[7.27] And, according to your view, [it would be Mara’s doing] when men and women twenty or more years of age who wish to receive the precepts enter the Fangdeng [ritual space], [7.28] have a vision of the buddhas or bodhisattvas confirming the elimination of their sins, and are then judged fit to receive the precepts. But how could it be that one obtains the precepts [8.1] after having a vision of Mara [rather than the Buddha]? And even if, as you would have it, it is Mara [not the Buddha] that one sees when obtaining the precepts, though it may be Mara transformed into the guise [8.2] of the Buddha, when you worship this Mara while imagining him to be the Buddha, he will no longer be Mara. The story of Upagupta [8.3] confirms this principle.
Upagupta: Upagupta (c. 3rd Century BC) was a Buddhist monk. According to some stories in the Sanskrit text Ashokavadana, he was the spiritual teacher of the Mauryan emperor Ashoka.:16 In the Sarvāstivādin tradition he is the fifth patriarch after Mahākaśyapa, Ānanda, Madhyāntika, and Śāṇakavāsin, and in the Ch’an tradition he is regarded as the fourth. Upagupta’s teacher was Śāṇavāsa, who was a disciple of Ānanda, the Buddha’s attendant. Due to the absence of his name in Theravada literature it is assumed that Upagupta was a Sarvāstivādin monk. In South East Asian countries and Bangladesh Upagupta is a great cult figure. In Myanmar he is known as Shin Upagutta. In the Lokapannatti Upagupta is sent by Ashoka to tame Mara during an enshrinement ceremony festival, afterwards he asks her to take the physical form (rupakaya) of Buddha so that everyone at the festival can see what Buddha looked like. (wiki)

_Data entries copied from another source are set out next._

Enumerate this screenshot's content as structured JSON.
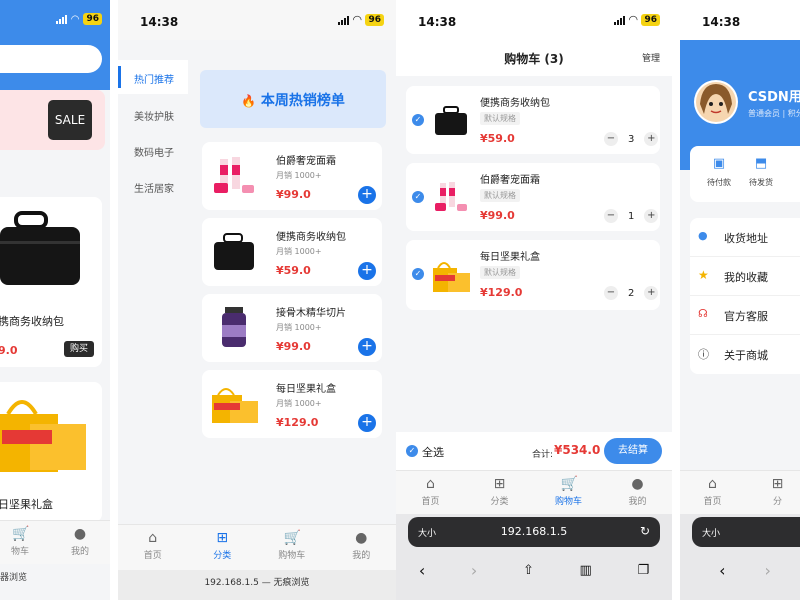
{
  "status": {
    "time": "14:38",
    "battery": "96"
  },
  "p1": {
    "sale_label": "SALE",
    "product1_name": "携商务收纳包",
    "product1_price": "9.0",
    "buy_label": "购买",
    "product2_name": "日坚果礼盒",
    "tabs": [
      "物车",
      "我的"
    ],
    "footer": "器浏览"
  },
  "p2": {
    "categories": [
      "热门推荐",
      "美妆护肤",
      "数码电子",
      "生活居家"
    ],
    "banner_title": "本周热销榜单",
    "products": [
      {
        "name": "伯爵奢宠面霜",
        "sales": "月销 1000+",
        "price": "¥99.0"
      },
      {
        "name": "便携商务收纳包",
        "sales": "月销 1000+",
        "price": "¥59.0"
      },
      {
        "name": "接骨木精华切片",
        "sales": "月销 1000+",
        "price": "¥99.0"
      },
      {
        "name": "每日坚果礼盒",
        "sales": "月销 1000+",
        "price": "¥129.0"
      }
    ],
    "tabs": [
      "首页",
      "分类",
      "购物车",
      "我的"
    ],
    "footer": "192.168.1.5 — 无痕浏览"
  },
  "p3": {
    "title": "购物车 (3)",
    "manage": "管理",
    "items": [
      {
        "name": "便携商务收纳包",
        "spec": "默认规格",
        "price": "¥59.0",
        "qty": "3"
      },
      {
        "name": "伯爵奢宠面霜",
        "spec": "默认规格",
        "price": "¥99.0",
        "qty": "1"
      },
      {
        "name": "每日坚果礼盒",
        "spec": "默认规格",
        "price": "¥129.0",
        "qty": "2"
      }
    ],
    "select_all": "全选",
    "total_label": "合计:",
    "total_value": "¥534.0",
    "checkout": "去结算",
    "tabs": [
      "首页",
      "分类",
      "购物车",
      "我的"
    ],
    "url_size": "大小",
    "url": "192.168.1.5"
  },
  "p4": {
    "user_name": "CSDN用户",
    "member": "普通会员 | 积分",
    "order_items": [
      "待付款",
      "待发货"
    ],
    "menu": [
      "收货地址",
      "我的收藏",
      "官方客服",
      "关于商城"
    ],
    "tabs": [
      "首页",
      "分"
    ],
    "url_size": "大小"
  },
  "colors": {
    "accent": "#1a73e8",
    "price": "#e53935",
    "header_blue": "#3d8bea"
  }
}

Moreover, over the course of your life, by the three actions of body, speech, and mind, you have worshiped the Buddha, speaking the words “all the buddhas,” and also [8.4] saying, “I now, before you all, reveal all my sins.” The seeds created through the karmic impressions of each of these moments of thought [8.5] are the direct cause for seeing the Buddha. From previous lives you have also [accumulated seeds that] similarly serve as the direct causes [for seeing the Buddha], And furthermore, your buddha-nature [8.6] is a direct cause. And there are even the undefiled seeds [of the storehouse consciousness] that serve as a cause. When you now, in the present, contemplate dust and contemplate [8.7] emptiness, quelling desire for the five sense objects and quelling the five hindrances [of craving, aversion, dullness, remorse, and doubt] so they do not overcome your mind, this then serves as a strong conditioning factor. When the [direct] causes [of seeds from the past] and the conditioning factors [of your present meditation practice] come together, within [8.8] trance you will see one or more buddhas and be able to make offerings to them.
Translator’s note: Quelling the five sense desires and the five hindrances are the usual preconditions for entering the first dhyana.

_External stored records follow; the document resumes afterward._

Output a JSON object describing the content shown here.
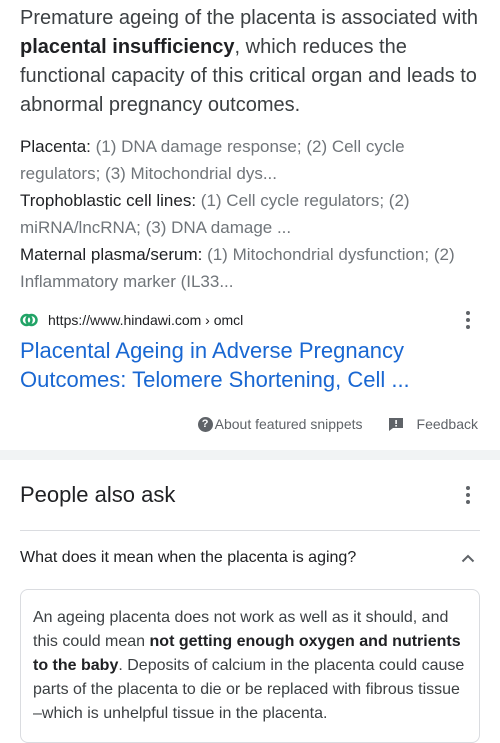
{
  "snippet": {
    "part1": "Premature ageing of the placenta is associated with ",
    "bold": "placental insufficiency",
    "part2": ", which reduces the functional capacity of this critical organ and leads to abnormal pregnancy outcomes."
  },
  "facts": [
    {
      "key": "Placenta:",
      "value": " (1) DNA damage response; (2) Cell cycle regulators; (3) Mitochondrial dys..."
    },
    {
      "key": "Trophoblastic cell lines:",
      "value": " (1) Cell cycle regulators; (2) miRNA/lncRNA; (3) DNA damage ..."
    },
    {
      "key": "Maternal plasma/serum:",
      "value": " (1) Mitochondrial dysfunction; (2) Inflammatory marker (IL33..."
    }
  ],
  "source": {
    "url": "https://www.hindawi.com › omcl",
    "title": "Placental Ageing in Adverse Pregnancy Outcomes: Telomere Shortening, Cell ..."
  },
  "meta": {
    "about_label": "About featured snippets",
    "feedback_label": "Feedback"
  },
  "paa": {
    "title": "People also ask",
    "question": "What does it mean when the placenta is aging?",
    "answer_part1": "An ageing placenta does not work as well as it should, and this could mean ",
    "answer_bold": "not getting enough oxygen and nutrients to the baby",
    "answer_part2": ". Deposits of calcium in the placenta could cause parts of the placenta to die or be replaced with fibrous tissue –which is unhelpful tissue in the placenta."
  },
  "colors": {
    "link": "#1967d2",
    "favicon": "#21a366"
  },
  "icons": [
    "hindawi-favicon-icon",
    "more-vert-icon",
    "help-circle-icon",
    "feedback-icon",
    "chevron-up-icon"
  ]
}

Further, the “Practice of Ease and Bliss” chapter of the Lotus Sutra [8.9] states that by chanting that sutra one will in a dream see oneself having become a buddha. How much more so, then, can one expect such a vision when one’s mind [8.10] is in trance! The tenth fascicle of the Sutra on the Emission of Light expresses these same ideas, so you should consider this too.[8.11] And, finally, within the sacred teachings it is said that someone who upon hearing [the Dharma] immediately has faith in, accepts, and then practices it has a long accumulation of [8.12] good roots [from past lifetimes, which can serve as the cause for seeing the Buddha now].
Translator’s note: Here the Dust Contemplation invokes the ubiquitous claim within Mahayana sutras that believing in, or even merely hearing the teachings of, the sutra is a sign that one has already, in a previous life, begun the bodhisattva path.

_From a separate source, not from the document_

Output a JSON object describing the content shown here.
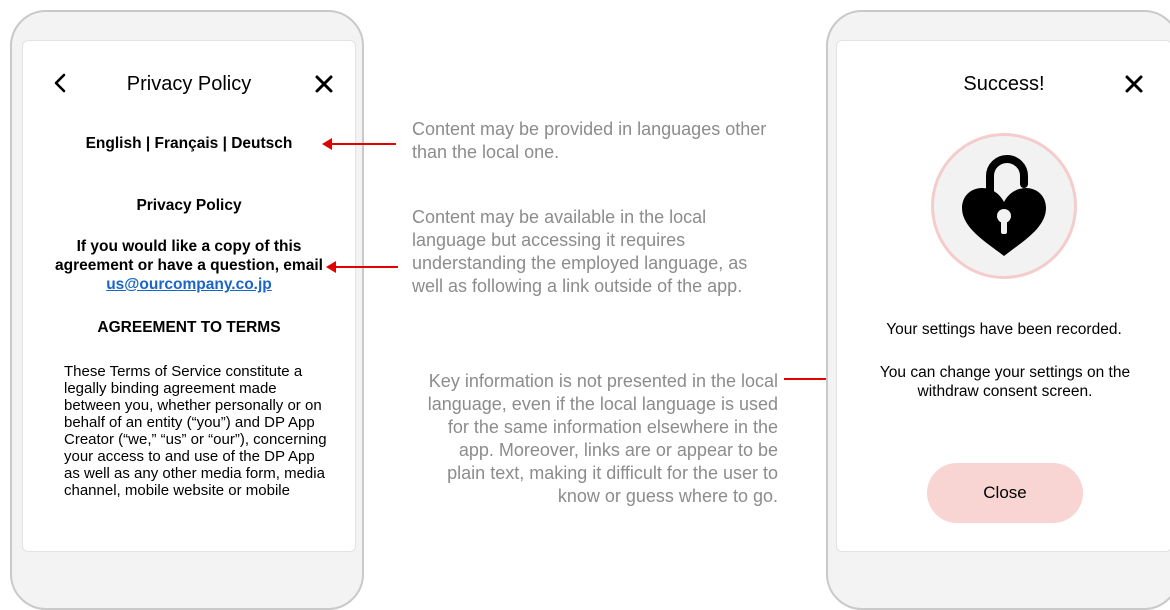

[8.13] The Method for Contemplating Dust as Empty
End of Translation.
It was customary to end such a work by reiterating its title.